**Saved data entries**

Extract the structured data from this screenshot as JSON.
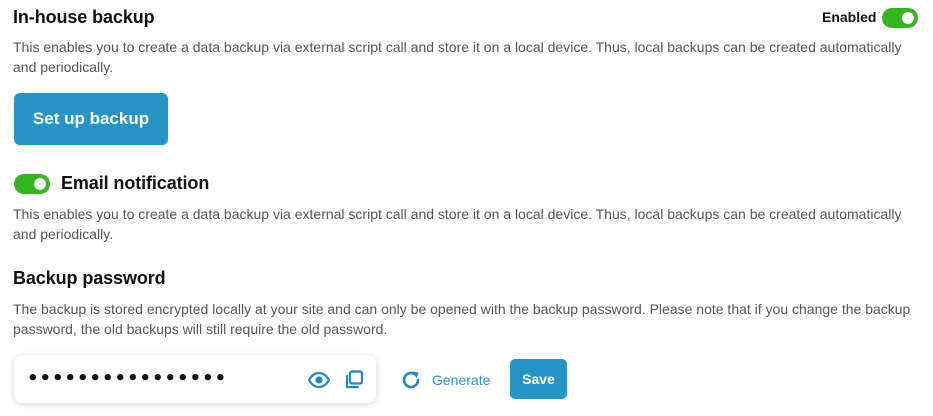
{
  "inhouse": {
    "title": "In-house backup",
    "status_label": "Enabled",
    "enabled": true,
    "description": "This enables you to create a data backup via external script call and store it on a local device. Thus, local backups can be created automatically and periodically.",
    "setup_button": "Set up backup"
  },
  "email": {
    "title": "Email notification",
    "enabled": true,
    "description": "This enables you to create a data backup via external script call and store it on a local device. Thus, local backups can be created automatically and periodically."
  },
  "password": {
    "title": "Backup password",
    "description": "The backup is stored encrypted locally at your site and can only be opened with the backup password. Please note that if you change the backup password, the old backups will still require the old password.",
    "masked_value": "••••••••••••••••",
    "show_icon": "eye-icon",
    "copy_icon": "copy-icon",
    "generate_icon": "refresh-icon",
    "generate_label": "Generate",
    "save_label": "Save"
  },
  "colors": {
    "accent": "#2695c5",
    "toggle_on": "#35b422",
    "link": "#2a8fc0"
  }
}
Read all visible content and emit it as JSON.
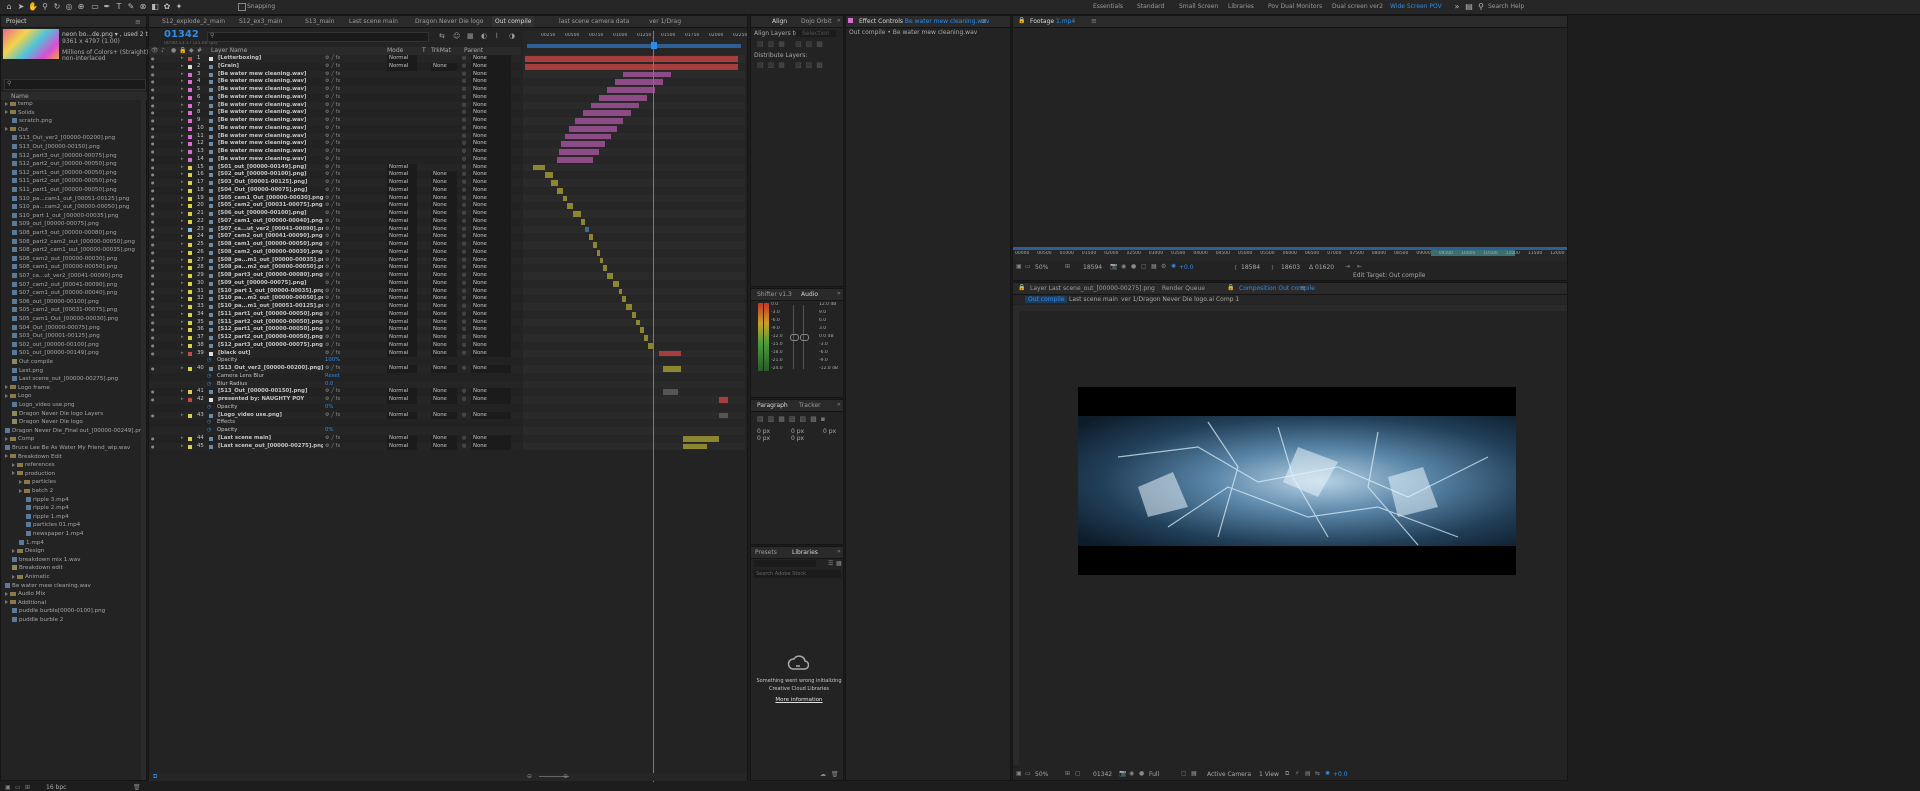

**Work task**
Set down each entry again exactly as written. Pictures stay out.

**Answer to this task**
Extract the structured data from this screenshot as JSON.
{
  "inhouse": {
    "title": "In-house backup",
    "status_label": "Enabled",
    "enabled": true,
    "description": "This enables you to create a data backup via external script call and store it on a local device. Thus, local backups can be created automatically and periodically.",
    "setup_button": "Set up backup"
  },
  "email": {
    "title": "Email notification",
    "enabled": true,
    "description": "This enables you to create a data backup via external script call and store it on a local device. Thus, local backups can be created automatically and periodically."
  },
  "password": {
    "title": "Backup password",
    "description": "The backup is stored encrypted locally at your site and can only be opened with the backup password. Please note that if you change the backup password, the old backups will still require the old password.",
    "masked_value": "••••••••••••••••",
    "show_icon": "eye-icon",
    "copy_icon": "copy-icon",
    "generate_icon": "refresh-icon",
    "generate_label": "Generate",
    "save_label": "Save"
  },
  "colors": {
    "accent": "#2695c5",
    "toggle_on": "#35b422",
    "link": "#2a8fc0"
  }
}
Read all visible content and emit it as JSON.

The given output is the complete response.